Crypto Crime Drops Against Rising Global Illicit Financial Transactions

Eva Crouwel, head of financial crime at Luno

Reported fraud across the financial services industry in Africa has spiked however, Eva Crouwel, head of financial crime at Luno, a leading global cryptocurrency platform, says that while financial crime is on the rise, there has been a decline in illicit crypto transactions according to the foremost blockchain analysis company Chainalysis

The 2020 UN Report on Trade and Development, estimates illicit losses of USD 88.6 million each year in Africa alone. In 2019, 2,1% of all global crypto transactions globally were categorised as illicit, in 2020 this number dropped to 0.34% of all global cryptocurrency transactions. This translates to roughly USD 10 billion globally,” she says.

Reasons for rise in financial crime

According to Crouwel, there is a perfect storm of three main reasons for the rise in financial crimes across the continent.

“First, financial education levels tend to be lower in Africa and combined with financial hardship caused by Covid-19, citizens are seeking good returns. Second, crypto is a new technology, so users are uncertain about how it works and how to protect themselves.

Finally, personal data in Africa has not been well protected compared to Asian and European markets, even though POPIA was recently introduced in South Africa, one of the continent’s largest economies. This makes it easy for people with bad intentions to get hold of personal information,” she explained.

Among its 9 million customers across 40 countries, in around 95% of Luno’s current financial crime cases, customers have been scammed.

This varies from traditional ‘get-rich-quick’ scams to cases where customers are scammed into surrendering their login information to fraudsters, who sometimes pretend to be from Luno.

Regulation, or the lack thereof, is a significant factor. “Luno fully supports regulation of crypto and believes that it will help to combat fraud.
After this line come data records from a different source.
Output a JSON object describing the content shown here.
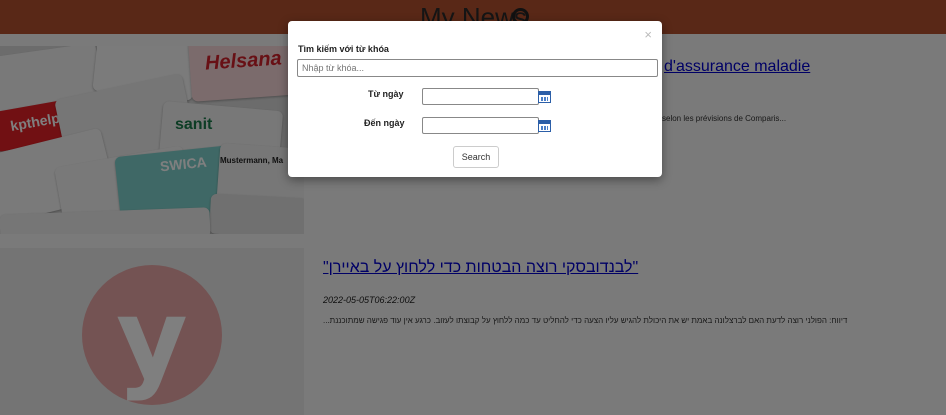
{
  "header": {
    "title": "My News"
  },
  "articles": [
    {
      "title": "d'assurance maladie",
      "snippet": "selon les prévisions de Comparis..."
    },
    {
      "title": "\"לבנדובסקי רוצה הבטחות כדי ללחוץ על באיירן\"",
      "date": "2022-05-05T06:22:00Z",
      "snippet": "דיווח: הפולני רוצה לדעת האם לברצלונה באמת יש את היכולת להגיש עליו הצעה כדי להחליט עד כמה ללחוץ על קבוצתו לעזוב. כרגע אין עוד פגישה שמתוכננת..."
    }
  ],
  "thumb_texts": {
    "kpt": "kpthelp.ch",
    "helsana": "Helsana",
    "sanitas": "sanit",
    "swica": "SWICA",
    "mustermann": "Mustermann, Ma",
    "y": "y"
  },
  "modal": {
    "close": "×",
    "keyword_label": "Tìm kiếm với từ khóa",
    "keyword_placeholder": "Nhập từ khóa...",
    "from_label": "Từ ngày",
    "to_label": "Đến ngày",
    "search_button": "Search"
  },
  "colors": {
    "header": "#b2502f",
    "link": "#0000cc"
  }
}
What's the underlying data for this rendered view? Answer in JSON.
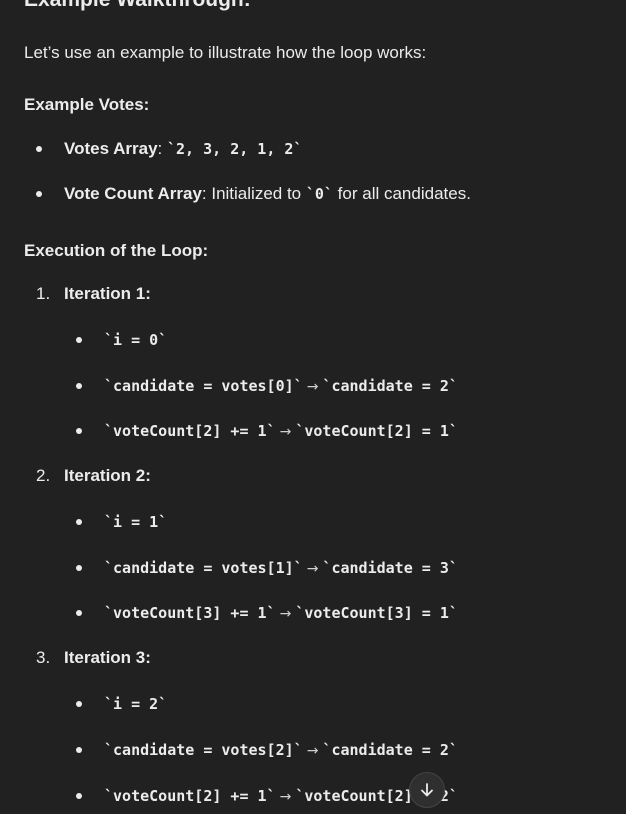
{
  "section": {
    "title": "Example Walkthrough:",
    "intro": "Let’s use an example to illustrate how the loop works:"
  },
  "example_votes": {
    "heading": "Example Votes:",
    "items": [
      {
        "label": "Votes Array",
        "sep": ": ",
        "code": "`2, 3, 2, 1, 2`",
        "tail": ""
      },
      {
        "label": "Vote Count Array",
        "sep": ": Initialized to ",
        "code": "`0`",
        "tail": " for all candidates."
      }
    ]
  },
  "execution": {
    "heading": "Execution of the Loop:",
    "iterations": [
      {
        "num": "1.",
        "title": "Iteration 1:",
        "steps": [
          {
            "code": "`i = 0`"
          },
          {
            "code": "`candidate = votes[0]`",
            "arrow": "→",
            "result": "`candidate = 2`"
          },
          {
            "code": "`voteCount[2] += 1`",
            "arrow": "→",
            "result": "`voteCount[2] = 1`"
          }
        ]
      },
      {
        "num": "2.",
        "title": "Iteration 2:",
        "steps": [
          {
            "code": "`i = 1`"
          },
          {
            "code": "`candidate = votes[1]`",
            "arrow": "→",
            "result": "`candidate = 3`"
          },
          {
            "code": "`voteCount[3] += 1`",
            "arrow": "→",
            "result": "`voteCount[3] = 1`"
          }
        ]
      },
      {
        "num": "3.",
        "title": "Iteration 3:",
        "steps": [
          {
            "code": "`i = 2`"
          },
          {
            "code": "`candidate = votes[2]`",
            "arrow": "→",
            "result": "`candidate = 2`"
          },
          {
            "code": "`voteCount[2] += 1`",
            "arrow": "→",
            "result": "`voteCount[2] = 2`"
          }
        ]
      }
    ]
  },
  "icons": {
    "scroll_down": "arrow-down-icon"
  }
}
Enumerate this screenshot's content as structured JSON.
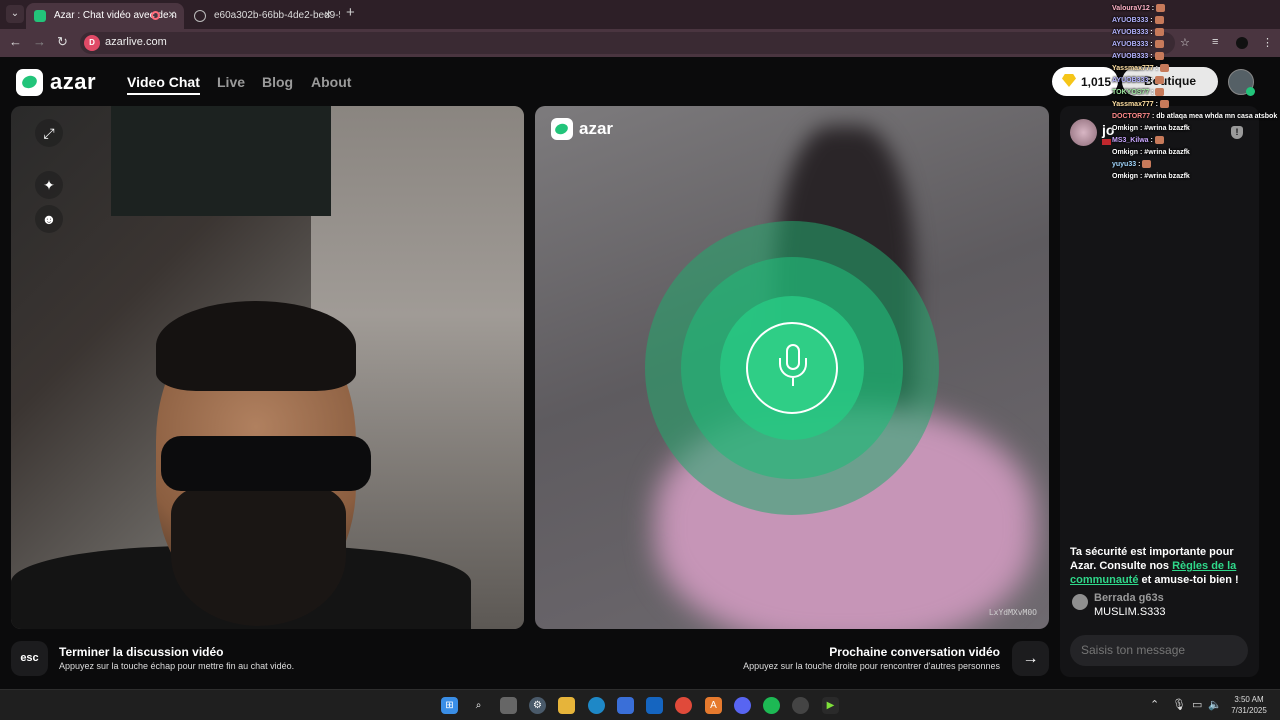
{
  "browser": {
    "tabs": [
      {
        "title": "Azar : Chat vidéo avec de n",
        "active": true
      },
      {
        "title": "e60a302b-66bb-4de2-bed9-5b",
        "active": false
      }
    ],
    "new_tab": "+",
    "url": "azarlive.com",
    "site_icon_text": "D"
  },
  "header": {
    "logo": "azar",
    "nav": [
      {
        "label": "Video Chat",
        "active": true
      },
      {
        "label": "Live",
        "active": false
      },
      {
        "label": "Blog",
        "active": false
      },
      {
        "label": "About",
        "active": false
      }
    ],
    "gems": "1,015",
    "shop_label": "Boutique"
  },
  "peer": {
    "logo": "azar",
    "watermark": "LxYdMXvM0O"
  },
  "sidebar": {
    "partner_name": "jo",
    "safety_prefix": "Ta sécurité est importante pour Azar. Consulte nos ",
    "safety_link": "Règles de la communauté",
    "safety_suffix": " et amuse-toi bien !",
    "message": {
      "name": "Berrada g63s",
      "text": "MUSLIM.S333"
    },
    "input_placeholder": "Saisis ton message"
  },
  "actions": {
    "esc_key": "esc",
    "end_title": "Terminer la discussion vidéo",
    "end_sub": "Appuyez sur la touche échap pour mettre fin au chat vidéo.",
    "next_title": "Prochaine conversation vidéo",
    "next_sub": "Appuyez sur la touche droite pour rencontrer d'autres personnes",
    "next_arrow": "→"
  },
  "overlay_chat": [
    {
      "user": "ValouraV12",
      "msg": "",
      "color": "#ffb3c7"
    },
    {
      "user": "AYUOB333",
      "msg": "",
      "color": "#b3b3ff"
    },
    {
      "user": "AYUOB333",
      "msg": "",
      "color": "#b3b3ff"
    },
    {
      "user": "AYUOB333",
      "msg": "",
      "color": "#b3b3ff"
    },
    {
      "user": "AYUOB333",
      "msg": "",
      "color": "#b3b3ff"
    },
    {
      "user": "Yassmax777",
      "msg": "",
      "color": "#ffe0a3"
    },
    {
      "user": "AYUOB333",
      "msg": "",
      "color": "#b3b3ff"
    },
    {
      "user": "TOKYOS77",
      "msg": "",
      "color": "#9fe6a0"
    },
    {
      "user": "Yassmax777",
      "msg": "",
      "color": "#ffe0a3"
    },
    {
      "user": "DOCTOR77",
      "msg": "db atlaqa mea whda mn casa atsbok",
      "color": "#ff8a8a"
    },
    {
      "user": "Omkign",
      "msg": "#wrina bzazfk",
      "color": "#ffffff"
    },
    {
      "user": "MS3_Kilwa",
      "msg": "",
      "color": "#c9a6ff"
    },
    {
      "user": "Omkign",
      "msg": "#wrina bzazfk",
      "color": "#ffffff"
    },
    {
      "user": "yuyu33",
      "msg": "",
      "color": "#a3d8ff"
    },
    {
      "user": "Omkign",
      "msg": "#wrina bzazfk",
      "color": "#ffffff"
    }
  ],
  "taskbar": {
    "time": "3:50 AM",
    "date": "7/31/2025"
  },
  "colors": {
    "accent": "#2fce86",
    "link": "#2fd88a",
    "background": "#0b0b0c"
  }
}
But the reality is that even highly regulated sectors experience financial crime, especially scams,” she said.

Given that crypto is so new, crypto businesses have a significant role to play in teaching customers how to stay safe and protecting customers.

Luno uses external blockchain monitoring companies and restricts crypto movements when the data indicates that customers are at risk.

Crouwel, said: “Interestingly, there is no specific demographic for victims, despite widely-held perceptions that scammers target either the ignorant elderly, or young mavericks looking to make a quick buck or previously disadvantaged users.”

Keeping customers safe

Luno recently underwent the rigorous process of independently verifying the existence of customer funds by means of a proof of reserves report prepared by Mazars South Africa.

“The proof of reserve report confirms to crypto holders that their wallets do in fact contain the cryptocurrency stated and avoids the dangerous situation of thinking they have digital assets which don’t exist.”

In addition, Luno conducts financial audits, security audits, audit of reserves and compliance audits. “We invest heavily in advanced technology that allows our dedicated investigations team to access  real time, tech-driven insights, which means we are able to respond much more quickly to behaviour that has been identified as risky.

We have always said that Luno is a safe platform to secure and store cryptocurrency and we now have external validation of this,” she said.

The financial services industry tracks patterns and fraud margins. “While risk appetite differs between institutions, traditional financial service providers like banks would generally consider overall fraud loss thresholds of 5% or even as high as 8% as acceptable.

In fact, according to a recent PWC report on fraud losses, most fraud is not even further investigated. Luno’s threshold is much lower at between 0,5% and 1,5% depending on the region. While it is a bold statement, based on these numbers Luno can confirm that our security is better than bank-grade.”

Customers also need to be alert and careful. “We also count on our customers to keep the best interest of their funds in mind when dealing with cryptocurrency. We recently embarked on an email campaign to our customers to explain the risks and what to look out for.”

Tips to keep your crypto safe

  • Use a recognised, reputable exchange, as the significant investment in security will mean that your money remains safe.

  • The weakest link is human beings. It is very rare to see actual hacking in crypto financial fraud.

  • It is true that crypto is volatile but be aware that if something sounds too good to be true, it usually is.

  • Treat your login information with as much respect as you do your bank login details.

African Eye Report